**DATASET EXTRACT**
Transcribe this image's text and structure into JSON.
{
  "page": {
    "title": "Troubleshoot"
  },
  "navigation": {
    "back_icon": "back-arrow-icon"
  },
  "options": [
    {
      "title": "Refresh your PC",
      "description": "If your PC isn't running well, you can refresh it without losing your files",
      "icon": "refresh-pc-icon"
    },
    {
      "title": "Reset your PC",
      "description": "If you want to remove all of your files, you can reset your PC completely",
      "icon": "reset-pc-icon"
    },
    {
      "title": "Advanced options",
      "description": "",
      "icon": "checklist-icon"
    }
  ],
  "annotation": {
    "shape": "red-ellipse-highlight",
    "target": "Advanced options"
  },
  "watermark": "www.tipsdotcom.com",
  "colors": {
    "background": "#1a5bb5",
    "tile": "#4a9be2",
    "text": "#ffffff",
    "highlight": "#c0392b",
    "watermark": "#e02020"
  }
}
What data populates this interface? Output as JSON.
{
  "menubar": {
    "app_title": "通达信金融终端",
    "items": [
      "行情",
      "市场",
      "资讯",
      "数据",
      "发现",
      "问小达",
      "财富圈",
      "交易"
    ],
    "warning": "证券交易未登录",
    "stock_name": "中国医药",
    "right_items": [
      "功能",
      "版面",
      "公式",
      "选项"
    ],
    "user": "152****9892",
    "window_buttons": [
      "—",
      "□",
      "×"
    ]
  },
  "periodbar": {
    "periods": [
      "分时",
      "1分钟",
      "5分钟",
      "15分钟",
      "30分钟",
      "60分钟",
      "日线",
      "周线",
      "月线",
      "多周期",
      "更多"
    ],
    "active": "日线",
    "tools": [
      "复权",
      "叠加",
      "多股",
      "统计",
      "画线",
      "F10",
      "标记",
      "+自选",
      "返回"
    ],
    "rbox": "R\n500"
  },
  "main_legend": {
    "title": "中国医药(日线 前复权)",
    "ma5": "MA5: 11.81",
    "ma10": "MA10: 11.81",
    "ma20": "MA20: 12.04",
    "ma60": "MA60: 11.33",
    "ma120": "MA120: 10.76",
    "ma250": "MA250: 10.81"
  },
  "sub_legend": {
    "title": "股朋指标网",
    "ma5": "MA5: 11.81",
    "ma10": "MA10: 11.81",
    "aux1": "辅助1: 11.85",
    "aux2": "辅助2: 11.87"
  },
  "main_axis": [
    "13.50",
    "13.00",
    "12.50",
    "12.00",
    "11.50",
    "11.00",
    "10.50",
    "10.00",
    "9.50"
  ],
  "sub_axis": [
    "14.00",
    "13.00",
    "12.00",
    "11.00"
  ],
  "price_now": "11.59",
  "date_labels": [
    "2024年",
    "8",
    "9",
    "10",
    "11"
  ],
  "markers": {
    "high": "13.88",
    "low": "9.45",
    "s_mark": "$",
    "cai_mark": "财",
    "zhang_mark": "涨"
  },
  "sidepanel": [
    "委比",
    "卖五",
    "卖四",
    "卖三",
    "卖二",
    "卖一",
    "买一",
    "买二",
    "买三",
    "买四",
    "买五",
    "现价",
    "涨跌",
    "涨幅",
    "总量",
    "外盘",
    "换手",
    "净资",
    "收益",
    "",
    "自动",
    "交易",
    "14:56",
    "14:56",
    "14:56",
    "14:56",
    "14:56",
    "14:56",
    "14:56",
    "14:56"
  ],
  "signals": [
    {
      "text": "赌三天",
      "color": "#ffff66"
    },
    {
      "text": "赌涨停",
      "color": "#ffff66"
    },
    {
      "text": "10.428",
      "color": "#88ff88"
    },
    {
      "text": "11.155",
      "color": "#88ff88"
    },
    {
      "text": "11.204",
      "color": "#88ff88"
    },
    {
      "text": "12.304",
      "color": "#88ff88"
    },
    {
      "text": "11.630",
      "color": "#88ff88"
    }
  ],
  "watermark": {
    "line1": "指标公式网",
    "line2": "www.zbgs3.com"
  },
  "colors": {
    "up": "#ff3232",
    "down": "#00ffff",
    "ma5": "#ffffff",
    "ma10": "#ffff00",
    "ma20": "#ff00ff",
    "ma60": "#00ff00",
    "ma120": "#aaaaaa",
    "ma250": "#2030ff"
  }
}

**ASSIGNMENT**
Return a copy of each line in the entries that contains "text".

**ANSWER SPACE**
Transcribe this image's text and structure into JSON.
    "text": "#ffffff",
      "text": "赌三天",
      "text": "赌涨停",
      "text": "10.428",
      "text": "11.155",
      "text": "11.204",
      "text": "12.304",
      "text": "11.630",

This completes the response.